got this from Melissa Groo, who does Save the Elephants’ daily roundup of new stories about elephants around the world. Melissa (who is also a phenomenal bird photographer. we spent the last week of March on the Platte River in Nebraska where 600,000 sandhill cranes were doing their dances and fueling up for the trip north to their nesting grounds) spent two three month seasons in the early 2000s at Dzanga Bai, assisting Katy Payne, who was recording the ultrasound communications among its forest elephants, so she is as shattered as I to learn that what we have been dreading ever since the Central African Republic exploded and the Seleka rebels have been raping and pillaging and killing has come to pass. It was inevitable that they would find out about the elephants in the bai, all that ivory free for the taking. And so what to me was the most magical Eden I have ever been to in my fifty-five years of world traveling is gone. I described it at the end of my 2011 Vanity Fair piece, “Agony and Ivory,” (see Dispatch 69), and Guillaume Bonn photographed the elephants in the bai. I feel like it was I, or my family, who was slaughtered. Paradise lost, Melissa emailed. Among the photos that keep rotating on the title page of this site is a snap I took in the bai of Juno 2 and her daughter. Juno 2 was the most beautiful elephant I have ever seen, the Cleopatra of elephants, slender with perfect ears and pink-tipped trunk and feet. Of course this was from a human point of view. I hope she and her daughter weren’t in the bai when the 17 Seleka armed with AK 47’s arrived and started mowing down the ones in the clearing from the observation platform. Fortunately, Andrea Turkalo, the noble woman who had been watching and watching over the elephants in the bai since l990 (she was able to identify 4000 individual elephants) got out before the Seleka came. Here’s the story :
Poachers have entered one of Africa’s most unique elephant habitats on Monday, threatening to cause an elephant massacre. Posted on 07 May 2013
© WWF-Canon / Martin Harvey
Poachers have entered one of Africa’s most unique elephant habitats on Monday, threatening to cause one of the biggest elephant massacres in the region since poachers killed at least 300 elephants for their ivory in Cameroon’s Bouba N’Djida National Park in February 2012.
According to WWF sources, a group of 17 armed individuals on Monday entered the Dzanga-Ndoki National Park and headed for the Dzanga Bai, locally known as the “village of elephants”, a large clearing where between 50 and 200 elephants congregate every day to drink mineral salts present in the sands.
Two WWF-supported local researchers said that three members of this group armed with Kalashnikov rifles approached them in the forest on Monday, asking for food and directions to the viewing tower at the Dzanga Bai, which is used by scientists and tourists to observe elephants. After giving a false lead, these sources immediately ran away and heard gunshots coming from the Bai on their way into hiding.
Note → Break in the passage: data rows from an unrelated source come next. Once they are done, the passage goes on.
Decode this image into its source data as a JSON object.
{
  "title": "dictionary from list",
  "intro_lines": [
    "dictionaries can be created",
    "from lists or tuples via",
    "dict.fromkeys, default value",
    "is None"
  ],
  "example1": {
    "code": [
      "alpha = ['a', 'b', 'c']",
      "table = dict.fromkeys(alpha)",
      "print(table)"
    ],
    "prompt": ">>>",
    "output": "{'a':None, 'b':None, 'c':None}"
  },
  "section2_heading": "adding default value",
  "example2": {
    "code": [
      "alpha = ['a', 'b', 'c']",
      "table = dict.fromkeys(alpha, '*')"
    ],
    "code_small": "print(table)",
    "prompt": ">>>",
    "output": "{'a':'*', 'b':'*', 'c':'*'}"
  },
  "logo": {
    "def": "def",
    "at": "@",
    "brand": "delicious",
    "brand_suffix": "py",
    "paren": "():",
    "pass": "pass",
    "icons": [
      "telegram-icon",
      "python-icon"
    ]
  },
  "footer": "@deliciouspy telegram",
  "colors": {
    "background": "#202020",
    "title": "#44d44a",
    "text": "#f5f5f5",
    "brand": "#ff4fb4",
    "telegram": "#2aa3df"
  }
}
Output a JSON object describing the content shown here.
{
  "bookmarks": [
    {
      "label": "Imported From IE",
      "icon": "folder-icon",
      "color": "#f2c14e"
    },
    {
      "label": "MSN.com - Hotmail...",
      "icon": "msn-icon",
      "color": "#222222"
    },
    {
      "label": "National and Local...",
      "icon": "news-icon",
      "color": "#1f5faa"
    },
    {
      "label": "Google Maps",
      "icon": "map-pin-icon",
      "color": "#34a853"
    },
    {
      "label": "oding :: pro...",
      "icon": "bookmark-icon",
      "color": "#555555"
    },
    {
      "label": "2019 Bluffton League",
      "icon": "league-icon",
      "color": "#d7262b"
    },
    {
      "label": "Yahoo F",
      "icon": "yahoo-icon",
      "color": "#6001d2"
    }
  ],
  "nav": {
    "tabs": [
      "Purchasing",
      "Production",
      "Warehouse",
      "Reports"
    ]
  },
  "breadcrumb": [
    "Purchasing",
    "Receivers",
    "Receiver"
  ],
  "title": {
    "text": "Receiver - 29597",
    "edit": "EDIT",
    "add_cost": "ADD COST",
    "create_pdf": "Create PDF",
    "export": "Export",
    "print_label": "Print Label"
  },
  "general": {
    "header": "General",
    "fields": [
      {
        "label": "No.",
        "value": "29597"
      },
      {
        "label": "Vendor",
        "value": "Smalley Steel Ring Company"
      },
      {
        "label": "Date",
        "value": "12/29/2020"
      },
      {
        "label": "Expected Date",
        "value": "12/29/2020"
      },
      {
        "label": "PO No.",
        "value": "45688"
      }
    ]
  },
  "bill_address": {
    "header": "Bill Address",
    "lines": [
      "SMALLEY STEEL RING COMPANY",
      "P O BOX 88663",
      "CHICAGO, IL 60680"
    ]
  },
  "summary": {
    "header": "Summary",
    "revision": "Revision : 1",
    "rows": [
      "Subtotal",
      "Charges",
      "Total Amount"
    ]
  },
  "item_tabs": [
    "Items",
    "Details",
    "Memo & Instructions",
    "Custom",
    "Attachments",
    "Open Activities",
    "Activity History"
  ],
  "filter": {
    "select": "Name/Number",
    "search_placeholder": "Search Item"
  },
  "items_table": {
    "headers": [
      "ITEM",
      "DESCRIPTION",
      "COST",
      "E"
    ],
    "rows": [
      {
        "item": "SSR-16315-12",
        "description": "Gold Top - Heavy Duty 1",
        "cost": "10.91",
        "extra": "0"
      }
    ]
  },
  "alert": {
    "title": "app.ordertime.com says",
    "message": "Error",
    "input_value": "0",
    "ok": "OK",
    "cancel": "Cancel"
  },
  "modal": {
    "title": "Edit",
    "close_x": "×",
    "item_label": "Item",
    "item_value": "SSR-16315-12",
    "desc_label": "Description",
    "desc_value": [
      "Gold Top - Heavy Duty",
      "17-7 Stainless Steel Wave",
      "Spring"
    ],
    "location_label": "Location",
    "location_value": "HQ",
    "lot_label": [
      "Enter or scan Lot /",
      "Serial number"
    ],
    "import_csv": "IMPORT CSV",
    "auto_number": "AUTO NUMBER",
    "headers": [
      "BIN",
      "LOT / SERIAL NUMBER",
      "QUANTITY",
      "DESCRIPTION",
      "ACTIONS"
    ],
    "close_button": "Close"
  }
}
Also on Monday, two ecoguards said they saw they saw armed individuals on the Dzanga Bai observation platform shooting in the direction of elephants. While going into hiding, these sources said they saw the vehicle which had transported the 17 gunmen parked at the entrance of the park.
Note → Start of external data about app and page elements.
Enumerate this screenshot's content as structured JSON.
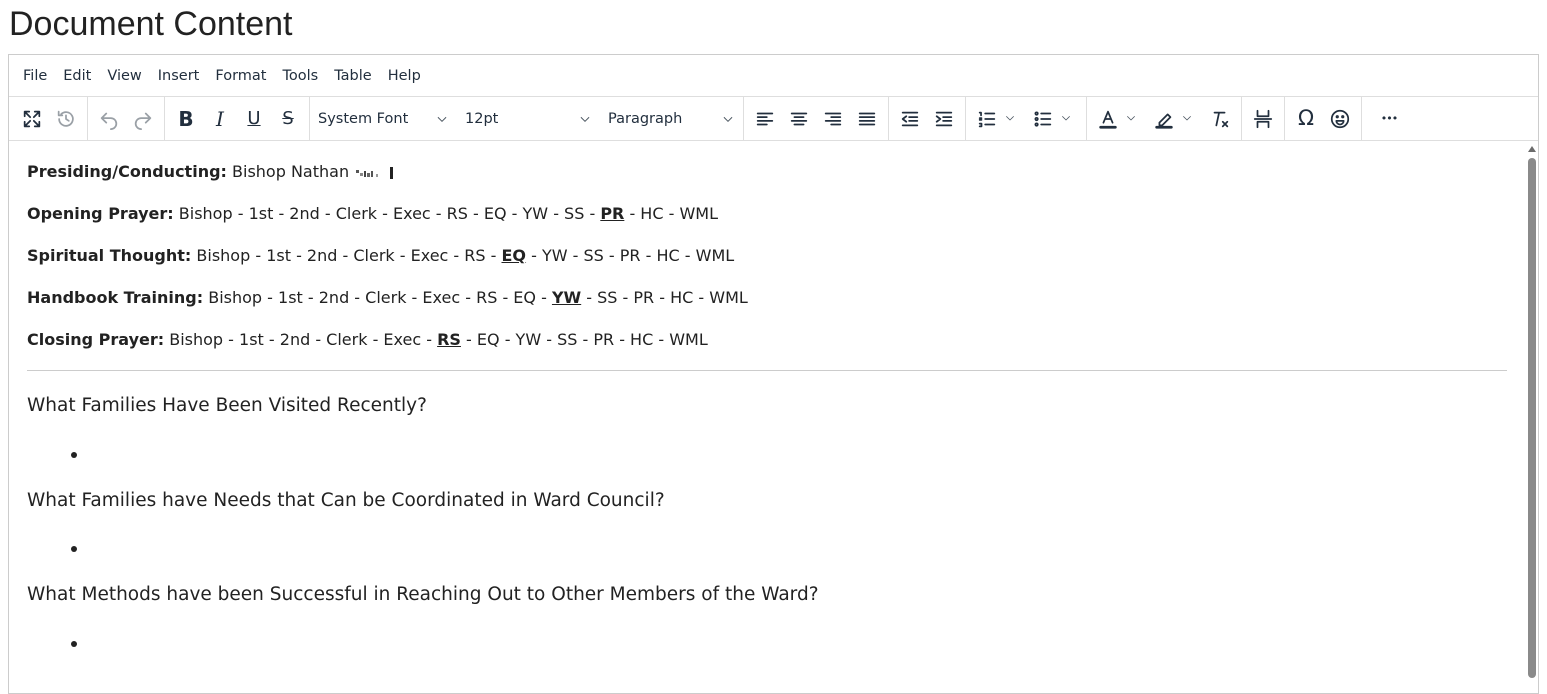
{
  "page": {
    "title": "Document Content"
  },
  "menubar": {
    "items": [
      "File",
      "Edit",
      "View",
      "Insert",
      "Format",
      "Tools",
      "Table",
      "Help"
    ]
  },
  "toolbar": {
    "font_family": "System Font",
    "font_size": "12pt",
    "block_format": "Paragraph",
    "icons": [
      "fullscreen-icon",
      "history-icon",
      "undo-icon",
      "redo-icon",
      "bold-icon",
      "italic-icon",
      "underline-icon",
      "strikethrough-icon",
      "align-left-icon",
      "align-center-icon",
      "align-right-icon",
      "align-justify-icon",
      "outdent-icon",
      "indent-icon",
      "numbered-list-icon",
      "bullet-list-icon",
      "text-color-icon",
      "highlight-icon",
      "clear-formatting-icon",
      "page-break-icon",
      "special-character-icon",
      "emoji-icon",
      "more-icon"
    ],
    "bold_glyph": "B",
    "italic_glyph": "I",
    "underline_glyph": "U",
    "strike_glyph": "S",
    "omega_glyph": "Ω",
    "more_glyph": "•••"
  },
  "content": {
    "assignments": [
      {
        "label": "Presiding/Conducting:",
        "text": "Bishop Nathan"
      },
      {
        "label": "Opening Prayer:",
        "before": "Bishop - 1st - 2nd - Clerk - Exec - RS - EQ - YW - SS - ",
        "highlight": "PR",
        "after": " - HC - WML"
      },
      {
        "label": "Spiritual Thought:",
        "before": "Bishop - 1st - 2nd - Clerk - Exec - RS - ",
        "highlight": "EQ",
        "after": " - YW - SS - PR - HC - WML"
      },
      {
        "label": "Handbook Training:",
        "before": "Bishop - 1st - 2nd - Clerk - Exec - RS - EQ - ",
        "highlight": "YW",
        "after": " - SS - PR - HC - WML"
      },
      {
        "label": "Closing Prayer:",
        "before": "Bishop - 1st - 2nd - Clerk - Exec - ",
        "highlight": "RS",
        "after": " - EQ - YW - SS - PR - HC - WML"
      }
    ],
    "questions": [
      "What Families Have Been Visited Recently?",
      "What Families have Needs that Can be Coordinated in Ward Council?",
      "What Methods have been Successful in Reaching Out to Other Members of the Ward?"
    ]
  }
}
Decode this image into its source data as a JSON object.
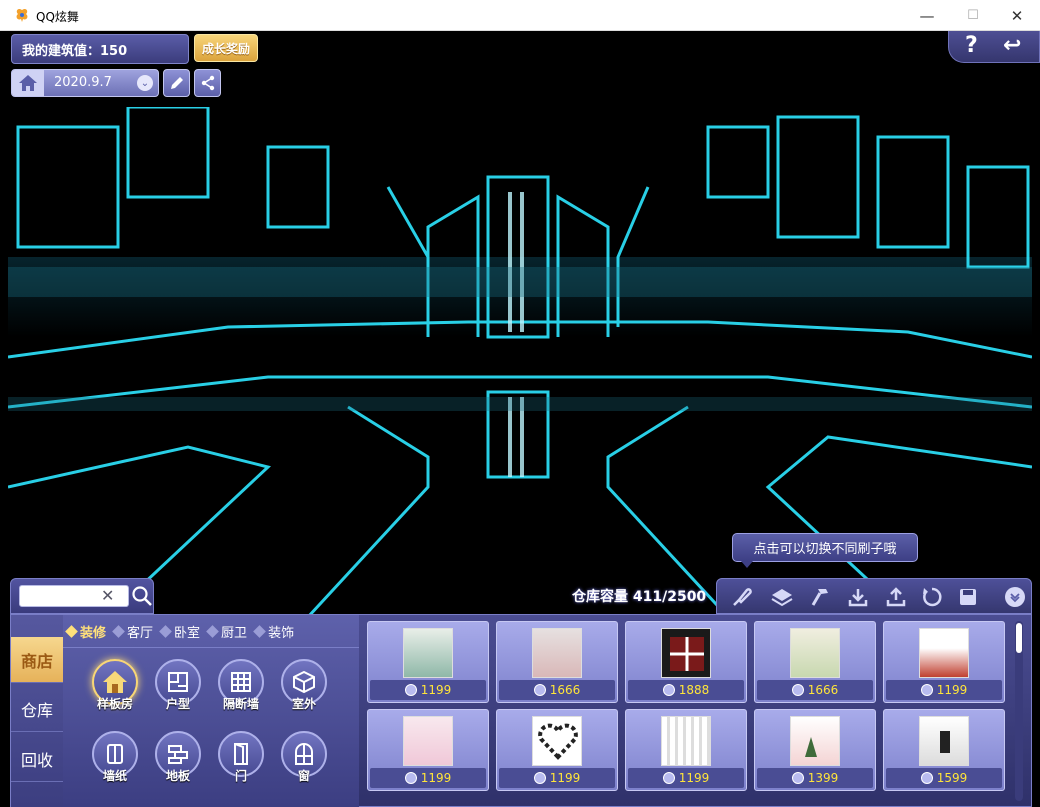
{
  "window": {
    "title": "QQ炫舞",
    "minimize": "—",
    "maximize": "☐",
    "close": "✕"
  },
  "topbar": {
    "build_value": "我的建筑值：150",
    "growth_button": "成长奖励",
    "date": "2020.9.7",
    "help": "?",
    "back": "↩"
  },
  "tooltip": "点击可以切换不同刷子哦",
  "search": {
    "value": "",
    "placeholder": ""
  },
  "storage": "仓库容量 411/2500",
  "side_tabs": [
    "商店",
    "仓库",
    "回收"
  ],
  "subcategories": [
    {
      "label": "装修",
      "active": true
    },
    {
      "label": "客厅",
      "active": false
    },
    {
      "label": "卧室",
      "active": false
    },
    {
      "label": "厨卫",
      "active": false
    },
    {
      "label": "装饰",
      "active": false
    }
  ],
  "categories": [
    {
      "label": "样板房",
      "icon": "house-icon",
      "active": true
    },
    {
      "label": "户型",
      "icon": "floorplan-icon",
      "active": false
    },
    {
      "label": "隔断墙",
      "icon": "grid-wall-icon",
      "active": false
    },
    {
      "label": "室外",
      "icon": "cube-icon",
      "active": false
    },
    {
      "label": "墙纸",
      "icon": "wallpaper-icon",
      "active": false
    },
    {
      "label": "地板",
      "icon": "floor-icon",
      "active": false
    },
    {
      "label": "门",
      "icon": "door-icon",
      "active": false
    },
    {
      "label": "窗",
      "icon": "window-icon",
      "active": false
    }
  ],
  "items": [
    {
      "price": "1199",
      "thumb_color": "#8fb8a8"
    },
    {
      "price": "1666",
      "thumb_color": "#d9b8b8"
    },
    {
      "price": "1888",
      "thumb_color": "#5a2020"
    },
    {
      "price": "1666",
      "thumb_color": "#c8d8b0"
    },
    {
      "price": "1199",
      "thumb_color": "#c04030"
    },
    {
      "price": "1199",
      "thumb_color": "#f0c8d8"
    },
    {
      "price": "1199",
      "thumb_color": "#333333"
    },
    {
      "price": "1199",
      "thumb_color": "#e8e8e8"
    },
    {
      "price": "1399",
      "thumb_color": "#f4d4d4"
    },
    {
      "price": "1599",
      "thumb_color": "#dcdcdc"
    }
  ],
  "toolbar_icons": [
    "brush-icon",
    "layers-icon",
    "hammer-icon",
    "download-icon",
    "upload-icon",
    "rotate-icon",
    "save-icon"
  ],
  "colors": {
    "panel": "#3c3e82",
    "accent": "#ffe07a",
    "price": "#ffe53a",
    "neon": "#2ee6ff"
  }
}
WWF calls on the international community to help restore peace and order in the Central African Republic, which has been rocked by violence and chaos since the beginning of the year, and to help preserve this unique World Heritage Site.
Jim Leape, WWF International Director General, said:
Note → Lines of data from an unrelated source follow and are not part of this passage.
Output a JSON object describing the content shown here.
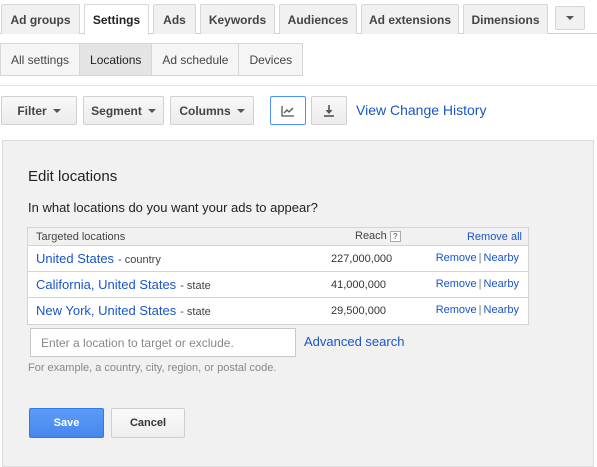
{
  "tabs": [
    {
      "label": "Ad groups",
      "active": false
    },
    {
      "label": "Settings",
      "active": true
    },
    {
      "label": "Ads",
      "active": false
    },
    {
      "label": "Keywords",
      "active": false
    },
    {
      "label": "Audiences",
      "active": false
    },
    {
      "label": "Ad extensions",
      "active": false
    },
    {
      "label": "Dimensions",
      "active": false
    }
  ],
  "subtabs": [
    {
      "label": "All settings",
      "active": false
    },
    {
      "label": "Locations",
      "active": true
    },
    {
      "label": "Ad schedule",
      "active": false
    },
    {
      "label": "Devices",
      "active": false
    }
  ],
  "toolbar": {
    "filter_label": "Filter",
    "segment_label": "Segment",
    "columns_label": "Columns",
    "graph_icon": "line-chart-icon",
    "download_icon": "download-icon",
    "change_history_link": "View Change History"
  },
  "edit_locations": {
    "title": "Edit locations",
    "question": "In what locations do you want your ads to appear?",
    "table": {
      "header_targeted": "Targeted locations",
      "header_reach": "Reach",
      "help_icon_glyph": "?",
      "remove_all_label": "Remove all",
      "rows": [
        {
          "name": "United States",
          "type": "- country",
          "reach": "227,000,000",
          "remove": "Remove",
          "nearby": "Nearby"
        },
        {
          "name": "California, United States",
          "type": "- state",
          "reach": "41,000,000",
          "remove": "Remove",
          "nearby": "Nearby"
        },
        {
          "name": "New York, United States",
          "type": "- state",
          "reach": "29,500,000",
          "remove": "Remove",
          "nearby": "Nearby"
        }
      ]
    },
    "search_placeholder": "Enter a location to target or exclude.",
    "advanced_search_label": "Advanced search",
    "hint": "For example, a country, city, region, or postal code.",
    "save_label": "Save",
    "cancel_label": "Cancel"
  },
  "colors": {
    "link": "#1a55c9",
    "save_button": "#4787ed",
    "panel_background": "#f1f1f1"
  }
}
“Unless swift and decisive action is taken, it appears highly likely that poachers will take advantage of the chaos and instability of the country to slaughter the elephants living in this unique World Heritage Site.
“Wildlife crime is not only a consequence of instability, but a cause. It fuels violence in the region, in a vicious circle that undermines the stability of these countries and their economic development..
“Central African Republic has to immediately follow through on its promise of two weeks ago to mobilise troops to end poaching in the region. WWF also calls on the international community to immediately provide assistance to Central African Republic in restoring peace and order in the country, and to preserve its unique natural heritage.
“We also urge Cameroon and Republic of Congo to provide support to the Central African Republic in preserving this World Heritage Site, which not only encompasses the Bai, but also includes large neighbouring areas of these two countries.
“Finally, ivory consumer country governments, and notably China and Thailand, must redouble their efforts to end demand – the root cause of the extermination of elephants across Africa.”